▶ _Data provided_:
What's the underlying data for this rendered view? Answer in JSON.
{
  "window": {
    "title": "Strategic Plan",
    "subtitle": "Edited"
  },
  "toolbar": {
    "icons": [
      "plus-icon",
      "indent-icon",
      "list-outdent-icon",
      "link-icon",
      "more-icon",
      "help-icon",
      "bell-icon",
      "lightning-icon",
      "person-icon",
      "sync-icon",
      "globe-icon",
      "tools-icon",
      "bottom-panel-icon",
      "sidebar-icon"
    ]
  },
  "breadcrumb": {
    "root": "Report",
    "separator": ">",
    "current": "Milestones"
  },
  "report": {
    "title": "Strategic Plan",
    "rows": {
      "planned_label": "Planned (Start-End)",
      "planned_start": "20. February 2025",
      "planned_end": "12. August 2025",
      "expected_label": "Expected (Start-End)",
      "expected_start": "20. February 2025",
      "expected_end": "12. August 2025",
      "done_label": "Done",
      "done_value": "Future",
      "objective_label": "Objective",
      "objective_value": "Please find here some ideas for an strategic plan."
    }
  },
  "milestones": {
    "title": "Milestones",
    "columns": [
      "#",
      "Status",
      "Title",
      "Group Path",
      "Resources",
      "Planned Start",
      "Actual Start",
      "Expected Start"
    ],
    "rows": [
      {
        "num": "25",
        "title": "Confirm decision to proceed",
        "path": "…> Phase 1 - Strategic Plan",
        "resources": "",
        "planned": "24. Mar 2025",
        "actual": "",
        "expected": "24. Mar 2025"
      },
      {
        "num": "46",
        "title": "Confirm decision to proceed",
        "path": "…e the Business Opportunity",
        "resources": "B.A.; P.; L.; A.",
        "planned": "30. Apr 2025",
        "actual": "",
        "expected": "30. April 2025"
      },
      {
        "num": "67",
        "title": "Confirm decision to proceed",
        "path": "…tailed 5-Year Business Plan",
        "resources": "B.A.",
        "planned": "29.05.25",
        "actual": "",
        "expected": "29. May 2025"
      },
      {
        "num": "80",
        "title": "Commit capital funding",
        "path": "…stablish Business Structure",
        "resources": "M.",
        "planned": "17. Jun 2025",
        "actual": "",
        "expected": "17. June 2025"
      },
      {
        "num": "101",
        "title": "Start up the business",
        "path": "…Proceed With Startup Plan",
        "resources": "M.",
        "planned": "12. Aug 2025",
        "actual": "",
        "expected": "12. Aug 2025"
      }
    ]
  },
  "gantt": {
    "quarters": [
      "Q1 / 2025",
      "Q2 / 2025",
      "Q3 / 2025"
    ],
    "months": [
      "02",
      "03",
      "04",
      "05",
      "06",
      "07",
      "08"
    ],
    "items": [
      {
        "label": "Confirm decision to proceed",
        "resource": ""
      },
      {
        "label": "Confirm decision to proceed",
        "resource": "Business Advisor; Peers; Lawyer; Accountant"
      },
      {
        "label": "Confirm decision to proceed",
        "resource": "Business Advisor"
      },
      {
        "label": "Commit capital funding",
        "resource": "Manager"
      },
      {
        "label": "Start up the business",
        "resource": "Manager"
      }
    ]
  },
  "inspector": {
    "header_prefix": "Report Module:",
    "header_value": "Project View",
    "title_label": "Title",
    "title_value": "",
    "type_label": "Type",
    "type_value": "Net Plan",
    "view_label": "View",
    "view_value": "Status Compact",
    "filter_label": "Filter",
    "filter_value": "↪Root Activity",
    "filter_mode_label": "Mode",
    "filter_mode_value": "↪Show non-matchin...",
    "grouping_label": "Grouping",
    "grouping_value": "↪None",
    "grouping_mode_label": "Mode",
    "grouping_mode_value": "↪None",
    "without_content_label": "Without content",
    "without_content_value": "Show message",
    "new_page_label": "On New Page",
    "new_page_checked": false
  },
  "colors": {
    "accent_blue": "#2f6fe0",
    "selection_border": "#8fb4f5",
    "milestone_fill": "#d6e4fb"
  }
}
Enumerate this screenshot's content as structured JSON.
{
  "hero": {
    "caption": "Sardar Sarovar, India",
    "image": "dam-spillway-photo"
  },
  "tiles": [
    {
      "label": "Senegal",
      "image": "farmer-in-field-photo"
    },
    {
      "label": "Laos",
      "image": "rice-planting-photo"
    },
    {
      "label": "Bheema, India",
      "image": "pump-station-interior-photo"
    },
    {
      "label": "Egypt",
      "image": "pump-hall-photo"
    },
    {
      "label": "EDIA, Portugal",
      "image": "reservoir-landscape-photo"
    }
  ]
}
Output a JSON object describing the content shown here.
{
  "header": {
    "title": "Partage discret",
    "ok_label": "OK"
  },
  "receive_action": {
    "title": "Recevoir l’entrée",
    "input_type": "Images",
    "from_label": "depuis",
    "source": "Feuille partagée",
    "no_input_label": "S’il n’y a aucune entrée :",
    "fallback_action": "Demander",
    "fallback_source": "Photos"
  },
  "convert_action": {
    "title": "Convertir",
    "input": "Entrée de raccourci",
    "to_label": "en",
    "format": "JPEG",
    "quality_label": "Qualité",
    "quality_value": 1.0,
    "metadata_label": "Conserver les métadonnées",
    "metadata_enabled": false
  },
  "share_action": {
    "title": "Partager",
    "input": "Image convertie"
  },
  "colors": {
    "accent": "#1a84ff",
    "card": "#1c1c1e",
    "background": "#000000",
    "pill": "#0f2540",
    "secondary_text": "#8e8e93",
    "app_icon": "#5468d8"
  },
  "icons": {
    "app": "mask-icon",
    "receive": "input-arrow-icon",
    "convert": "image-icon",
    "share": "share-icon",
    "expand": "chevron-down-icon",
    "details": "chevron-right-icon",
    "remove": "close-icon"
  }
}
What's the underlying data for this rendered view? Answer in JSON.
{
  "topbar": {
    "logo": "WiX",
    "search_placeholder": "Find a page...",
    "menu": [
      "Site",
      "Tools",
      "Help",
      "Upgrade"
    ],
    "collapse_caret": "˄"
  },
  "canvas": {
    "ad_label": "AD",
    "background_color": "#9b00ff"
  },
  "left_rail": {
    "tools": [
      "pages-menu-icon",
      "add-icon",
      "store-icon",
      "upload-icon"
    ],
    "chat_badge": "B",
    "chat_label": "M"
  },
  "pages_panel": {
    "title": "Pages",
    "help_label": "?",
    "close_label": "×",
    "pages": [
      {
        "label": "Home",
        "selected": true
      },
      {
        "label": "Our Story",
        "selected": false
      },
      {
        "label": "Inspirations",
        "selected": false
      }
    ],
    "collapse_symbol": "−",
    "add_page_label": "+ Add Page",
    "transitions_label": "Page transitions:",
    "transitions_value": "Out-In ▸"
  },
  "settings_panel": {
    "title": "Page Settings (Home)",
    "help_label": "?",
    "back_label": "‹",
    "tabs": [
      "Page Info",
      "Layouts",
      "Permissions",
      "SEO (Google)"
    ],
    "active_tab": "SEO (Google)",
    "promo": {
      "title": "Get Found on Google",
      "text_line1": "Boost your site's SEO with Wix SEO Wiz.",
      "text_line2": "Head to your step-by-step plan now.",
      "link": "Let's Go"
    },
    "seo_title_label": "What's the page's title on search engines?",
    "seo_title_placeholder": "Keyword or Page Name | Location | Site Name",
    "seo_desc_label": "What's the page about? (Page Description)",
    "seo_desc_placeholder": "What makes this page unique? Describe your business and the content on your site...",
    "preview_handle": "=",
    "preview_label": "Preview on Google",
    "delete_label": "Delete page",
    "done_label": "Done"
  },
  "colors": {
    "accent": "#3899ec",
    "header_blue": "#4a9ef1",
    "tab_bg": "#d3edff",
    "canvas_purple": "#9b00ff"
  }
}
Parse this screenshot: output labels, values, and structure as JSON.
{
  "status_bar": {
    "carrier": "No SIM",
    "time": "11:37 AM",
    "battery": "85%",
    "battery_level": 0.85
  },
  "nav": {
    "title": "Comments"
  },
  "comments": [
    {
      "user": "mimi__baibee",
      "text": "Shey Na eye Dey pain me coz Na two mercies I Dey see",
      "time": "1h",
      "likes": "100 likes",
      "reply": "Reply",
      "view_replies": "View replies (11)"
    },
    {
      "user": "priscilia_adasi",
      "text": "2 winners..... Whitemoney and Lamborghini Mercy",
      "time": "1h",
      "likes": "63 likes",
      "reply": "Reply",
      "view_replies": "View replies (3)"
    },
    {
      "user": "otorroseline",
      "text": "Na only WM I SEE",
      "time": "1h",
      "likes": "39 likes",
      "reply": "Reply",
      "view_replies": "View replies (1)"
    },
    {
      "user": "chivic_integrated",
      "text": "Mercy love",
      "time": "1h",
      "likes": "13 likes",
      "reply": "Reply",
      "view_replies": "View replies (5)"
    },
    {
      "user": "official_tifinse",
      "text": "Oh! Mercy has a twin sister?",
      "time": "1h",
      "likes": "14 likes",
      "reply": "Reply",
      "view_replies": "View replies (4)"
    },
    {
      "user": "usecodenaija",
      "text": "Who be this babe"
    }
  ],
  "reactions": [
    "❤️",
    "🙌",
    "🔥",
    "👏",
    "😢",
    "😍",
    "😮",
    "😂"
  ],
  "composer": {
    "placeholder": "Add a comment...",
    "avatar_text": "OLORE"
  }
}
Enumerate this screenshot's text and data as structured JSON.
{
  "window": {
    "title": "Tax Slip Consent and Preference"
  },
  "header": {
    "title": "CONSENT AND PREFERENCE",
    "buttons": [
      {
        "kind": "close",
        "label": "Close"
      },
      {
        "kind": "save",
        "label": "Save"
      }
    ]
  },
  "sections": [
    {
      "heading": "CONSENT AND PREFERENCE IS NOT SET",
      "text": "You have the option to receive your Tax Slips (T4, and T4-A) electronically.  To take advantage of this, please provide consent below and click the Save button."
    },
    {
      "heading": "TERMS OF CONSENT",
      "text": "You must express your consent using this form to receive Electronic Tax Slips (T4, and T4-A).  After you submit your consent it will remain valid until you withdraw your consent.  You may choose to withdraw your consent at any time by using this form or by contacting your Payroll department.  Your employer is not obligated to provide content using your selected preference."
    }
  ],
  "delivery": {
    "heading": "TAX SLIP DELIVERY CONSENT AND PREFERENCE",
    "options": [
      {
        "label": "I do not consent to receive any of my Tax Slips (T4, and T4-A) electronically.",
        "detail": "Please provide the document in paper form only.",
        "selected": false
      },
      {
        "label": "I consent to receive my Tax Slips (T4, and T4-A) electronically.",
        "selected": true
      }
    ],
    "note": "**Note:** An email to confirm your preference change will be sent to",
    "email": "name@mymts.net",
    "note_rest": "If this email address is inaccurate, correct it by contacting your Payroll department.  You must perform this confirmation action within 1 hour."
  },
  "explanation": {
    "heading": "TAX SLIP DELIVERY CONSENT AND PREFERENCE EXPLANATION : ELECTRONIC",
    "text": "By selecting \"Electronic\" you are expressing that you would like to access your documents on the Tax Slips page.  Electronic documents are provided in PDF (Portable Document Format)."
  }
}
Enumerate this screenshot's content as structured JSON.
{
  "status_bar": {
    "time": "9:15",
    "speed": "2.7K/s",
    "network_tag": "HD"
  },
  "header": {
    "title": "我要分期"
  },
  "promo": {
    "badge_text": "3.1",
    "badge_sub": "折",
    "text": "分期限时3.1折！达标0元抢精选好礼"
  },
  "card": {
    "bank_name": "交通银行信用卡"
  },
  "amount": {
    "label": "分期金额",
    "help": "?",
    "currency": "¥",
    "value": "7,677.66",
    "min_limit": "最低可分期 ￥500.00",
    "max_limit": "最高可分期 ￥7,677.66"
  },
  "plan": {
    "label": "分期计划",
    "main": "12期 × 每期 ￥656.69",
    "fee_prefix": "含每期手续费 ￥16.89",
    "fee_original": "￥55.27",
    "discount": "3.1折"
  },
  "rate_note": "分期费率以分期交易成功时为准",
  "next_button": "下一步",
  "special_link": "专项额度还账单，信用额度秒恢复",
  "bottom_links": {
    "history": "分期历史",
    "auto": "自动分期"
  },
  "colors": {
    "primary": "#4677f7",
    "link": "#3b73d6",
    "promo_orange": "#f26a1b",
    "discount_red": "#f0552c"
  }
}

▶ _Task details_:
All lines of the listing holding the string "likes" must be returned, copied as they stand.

▶ _Reply to the exercise_:
      "likes": "100 likes",
      "likes": "63 likes",
      "likes": "39 likes",
      "likes": "13 likes",
      "likes": "14 likes",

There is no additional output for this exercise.